I always thought Pete meant that Ken's big personality is so bombastic that he needs a big production to be satisfied but I was incorrect in this case. Pete meant that Ken's love of classical music runs so deep and so passionate that it is the standard by which he judges all music and most art. Apparently the Who's 1969 Tommy album Ken found boring. It was only after going over the orchestrated music that he pointed out to Pete:
"...if one was going to do it as a film, that there were huge gaps in the story of the deaf, dumb and blind boy who finally gets to see the and see the light so to speak in many ways. You never knew who the father was, why he was killed, why the boy went blind, deaf and dumb. It's almost as if his album started half way through the story and the other half was in his mind and had not been written down."
And thus the main framework of Tommy's narrative as we know it today and what would eventually become the mega-watt stage production performed all over the world today was created by Pete and Ken. The two great men who inspire so many are forever linked by Tommy.
Where does Meher Baba fit in here? Well, it is clear that the ground based spiritual teachings of Baba gave Pete a new direction and purpose in all aspects of his life. Meher Baba's influence on those of us who love him is very personal so I cannot interpret this, I'm just glad Meher Baba's teachings made it to the West while he was still alive.
"The experiences are so innumerable and varied, that the journey appears to be interminable and the Destination is ever out of sight. But the wonder of it is, when at last you reach your Destination you find that you had never travelled at all! It was a journey from here to Here." -Meher Baba
That quote to me sums up Tommy and I feel the lives of those of us who had dramatic and traumatic childhoods. As in the film there is a circular narrative to those words of Baba. Tommy, flees as flames engulf the Holiday camp. He escapes and arrives at the same place in the wilderness in the beginning of the film where his parents spent a romantic day together (presumably the day he was conceived). Though now alone and no longer a rich and famous messiah, Tommy attains an even greater sense of self-awareness and one hopes freedom as he faces the rising sun and a new dawn. His arms are outstretched to face the sun as his father's were in the film's opening scene.
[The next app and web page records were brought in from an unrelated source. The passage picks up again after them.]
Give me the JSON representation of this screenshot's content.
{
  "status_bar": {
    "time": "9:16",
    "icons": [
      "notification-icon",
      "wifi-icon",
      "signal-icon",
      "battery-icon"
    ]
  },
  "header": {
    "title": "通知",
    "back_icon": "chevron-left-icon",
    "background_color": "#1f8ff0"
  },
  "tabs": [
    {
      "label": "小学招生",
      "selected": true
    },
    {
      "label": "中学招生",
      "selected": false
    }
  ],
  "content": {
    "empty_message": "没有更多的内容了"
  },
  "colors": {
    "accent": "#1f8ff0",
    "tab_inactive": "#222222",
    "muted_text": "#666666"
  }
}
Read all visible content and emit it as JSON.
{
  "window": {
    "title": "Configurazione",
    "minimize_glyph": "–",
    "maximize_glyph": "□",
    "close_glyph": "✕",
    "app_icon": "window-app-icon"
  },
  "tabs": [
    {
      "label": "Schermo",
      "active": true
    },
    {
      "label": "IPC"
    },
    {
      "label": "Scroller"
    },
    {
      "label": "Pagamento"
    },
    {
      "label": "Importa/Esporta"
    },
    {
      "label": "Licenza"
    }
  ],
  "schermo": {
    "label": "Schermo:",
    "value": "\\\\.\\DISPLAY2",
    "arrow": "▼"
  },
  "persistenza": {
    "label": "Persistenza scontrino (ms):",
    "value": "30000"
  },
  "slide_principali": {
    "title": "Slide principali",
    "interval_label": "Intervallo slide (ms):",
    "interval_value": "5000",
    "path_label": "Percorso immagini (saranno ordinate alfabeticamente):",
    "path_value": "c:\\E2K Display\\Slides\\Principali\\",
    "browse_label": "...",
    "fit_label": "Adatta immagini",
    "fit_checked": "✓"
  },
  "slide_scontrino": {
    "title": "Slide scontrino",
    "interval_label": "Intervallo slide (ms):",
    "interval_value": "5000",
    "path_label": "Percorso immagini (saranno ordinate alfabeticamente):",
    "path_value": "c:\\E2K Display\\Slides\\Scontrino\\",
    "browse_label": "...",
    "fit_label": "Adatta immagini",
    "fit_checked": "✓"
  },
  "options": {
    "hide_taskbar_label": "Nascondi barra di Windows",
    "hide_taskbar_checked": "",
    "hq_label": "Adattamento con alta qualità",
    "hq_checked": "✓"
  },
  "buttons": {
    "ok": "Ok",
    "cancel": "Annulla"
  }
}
Here are a few blog cross posts on Tommy being influenced by Meher Baba and how it helped form the foundation of the work.